Everyone knows that the share of faculty jobs held by part-timers is on the rise. But the share varies by type of institution -- and new research points to patterns on which institutions are most likely to be relying on adjuncts.
New research  from the Cornell Higher Education Research Center suggests links between size, public/private status, and the relative share of part-time students. But in many cases, the research found exceptions to some of the trends. The study is based on data from the National Center for Education Statistics and was conducted by Xiangmin Liu, a Ph.D. student in the School of Industrial and Labor relations at Cornell University, and Liang Zhang, an assistant professor of public policy and higher education at Vanderbilt University.
The researchers started off looking at the proportion of part-time faculty by control of institutions and by sector, using the previous Carnegie Classifications. (It is important to note that graduate students who also have teaching responsibilities would not have been counted as part-time instructors, so these figures may overstate the proportion of faculty members who are full time.)
Proportion of Part-Time Faculty, by Sector
|Classification||Proportion at Publics||Proportion at Privates|
|Liberal arts I||31.81%||30.35%|
|Liberal arts II||36.36%||44.85%|
In addition to those trends, the researchers found that the following types of institutions were more likely to rely on part-time faculty members:
- Institutions that pay full-time faculty members well.
- Institutions in urban areas.

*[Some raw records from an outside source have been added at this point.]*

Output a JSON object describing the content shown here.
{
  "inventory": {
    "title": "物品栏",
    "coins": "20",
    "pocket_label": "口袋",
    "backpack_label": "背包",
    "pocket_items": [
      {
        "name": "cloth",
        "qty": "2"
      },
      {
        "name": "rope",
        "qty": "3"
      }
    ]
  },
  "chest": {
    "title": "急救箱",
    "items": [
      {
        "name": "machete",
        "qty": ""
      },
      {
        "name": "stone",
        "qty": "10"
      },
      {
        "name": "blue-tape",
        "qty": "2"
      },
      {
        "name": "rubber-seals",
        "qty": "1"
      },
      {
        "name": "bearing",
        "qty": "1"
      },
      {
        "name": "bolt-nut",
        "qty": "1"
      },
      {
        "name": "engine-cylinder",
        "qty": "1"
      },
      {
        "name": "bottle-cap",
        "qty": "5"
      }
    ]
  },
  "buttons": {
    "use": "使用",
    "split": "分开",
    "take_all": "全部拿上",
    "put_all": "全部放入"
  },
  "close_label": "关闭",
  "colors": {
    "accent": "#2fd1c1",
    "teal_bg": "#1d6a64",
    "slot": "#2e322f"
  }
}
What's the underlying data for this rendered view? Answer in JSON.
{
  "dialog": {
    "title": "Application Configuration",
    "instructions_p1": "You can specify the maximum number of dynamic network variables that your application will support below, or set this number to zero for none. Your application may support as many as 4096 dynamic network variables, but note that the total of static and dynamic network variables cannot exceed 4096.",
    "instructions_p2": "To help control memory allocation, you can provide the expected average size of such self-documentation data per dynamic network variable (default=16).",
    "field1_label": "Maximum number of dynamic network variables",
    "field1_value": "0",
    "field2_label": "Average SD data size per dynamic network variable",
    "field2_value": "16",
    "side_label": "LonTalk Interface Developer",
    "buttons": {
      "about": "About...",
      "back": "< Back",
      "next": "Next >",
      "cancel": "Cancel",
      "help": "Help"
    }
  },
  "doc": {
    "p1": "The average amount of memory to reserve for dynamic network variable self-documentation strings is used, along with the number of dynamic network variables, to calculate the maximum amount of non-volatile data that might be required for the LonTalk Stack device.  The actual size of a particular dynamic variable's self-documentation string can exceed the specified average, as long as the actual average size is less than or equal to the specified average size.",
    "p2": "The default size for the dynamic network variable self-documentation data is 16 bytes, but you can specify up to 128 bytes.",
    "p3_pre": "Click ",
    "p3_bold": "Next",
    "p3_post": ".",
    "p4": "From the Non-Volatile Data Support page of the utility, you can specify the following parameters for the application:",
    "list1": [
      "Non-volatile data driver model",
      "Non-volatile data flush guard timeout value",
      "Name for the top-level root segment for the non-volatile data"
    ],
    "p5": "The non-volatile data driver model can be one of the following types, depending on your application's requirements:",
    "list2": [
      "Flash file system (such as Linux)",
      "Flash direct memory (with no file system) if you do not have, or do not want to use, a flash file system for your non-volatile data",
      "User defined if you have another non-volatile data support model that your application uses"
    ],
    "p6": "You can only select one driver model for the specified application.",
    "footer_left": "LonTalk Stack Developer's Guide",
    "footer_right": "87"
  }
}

- Institutions with relatively small enrollments and large proportions of part-time students.
- Institutions that rely more on tuition and fees for balancing their budgets.